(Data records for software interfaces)

● ● ● ●

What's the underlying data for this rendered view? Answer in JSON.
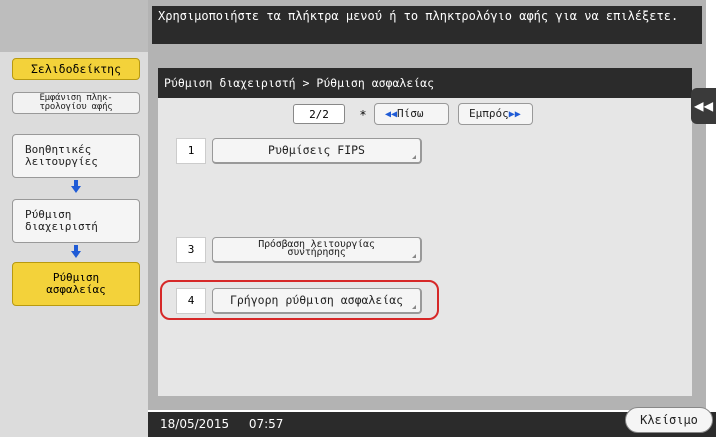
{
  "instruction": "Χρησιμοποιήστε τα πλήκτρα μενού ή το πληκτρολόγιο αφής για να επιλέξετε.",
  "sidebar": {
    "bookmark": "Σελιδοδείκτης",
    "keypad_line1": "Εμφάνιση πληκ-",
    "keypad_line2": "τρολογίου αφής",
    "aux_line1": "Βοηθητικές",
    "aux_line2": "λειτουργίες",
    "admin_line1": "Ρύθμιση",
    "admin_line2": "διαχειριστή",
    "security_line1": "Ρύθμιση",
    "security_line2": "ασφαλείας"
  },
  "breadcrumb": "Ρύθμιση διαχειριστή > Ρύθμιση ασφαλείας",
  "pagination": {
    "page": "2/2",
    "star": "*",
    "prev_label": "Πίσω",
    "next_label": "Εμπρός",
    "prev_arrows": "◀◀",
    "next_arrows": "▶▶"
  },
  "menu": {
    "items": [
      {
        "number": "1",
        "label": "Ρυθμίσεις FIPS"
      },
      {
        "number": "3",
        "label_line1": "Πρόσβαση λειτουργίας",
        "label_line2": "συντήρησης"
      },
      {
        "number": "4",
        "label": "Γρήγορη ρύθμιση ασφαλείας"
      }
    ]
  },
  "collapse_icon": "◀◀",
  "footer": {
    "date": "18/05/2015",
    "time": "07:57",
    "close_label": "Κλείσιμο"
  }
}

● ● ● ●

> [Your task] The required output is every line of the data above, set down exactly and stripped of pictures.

> [Reply]
What's the underlying data for this rendered view? Answer in JSON.
{
  "instruction": "Χρησιμοποιήστε τα πλήκτρα μενού ή το πληκτρολόγιο αφής για να επιλέξετε.",
  "sidebar": {
    "bookmark": "Σελιδοδείκτης",
    "keypad_line1": "Εμφάνιση πληκ-",
    "keypad_line2": "τρολογίου αφής",
    "aux_line1": "Βοηθητικές",
    "aux_line2": "λειτουργίες",
    "admin_line1": "Ρύθμιση",
    "admin_line2": "διαχειριστή",
    "security_line1": "Ρύθμιση",
    "security_line2": "ασφαλείας"
  },
  "breadcrumb": "Ρύθμιση διαχειριστή > Ρύθμιση ασφαλείας",
  "pagination": {
    "page": "2/2",
    "star": "*",
    "prev_label": "Πίσω",
    "next_label": "Εμπρός",
    "prev_arrows": "◀◀",
    "next_arrows": "▶▶"
  },
  "menu": {
    "items": [
      {
        "number": "1",
        "label": "Ρυθμίσεις FIPS"
      },
      {
        "number": "3",
        "label_line1": "Πρόσβαση λειτουργίας",
        "label_line2": "συντήρησης"
      },
      {
        "number": "4",
        "label": "Γρήγορη ρύθμιση ασφαλείας"
      }
    ]
  },
  "collapse_icon": "◀◀",
  "footer": {
    "date": "18/05/2015",
    "time": "07:57",
    "close_label": "Κλείσιμο"
  }
}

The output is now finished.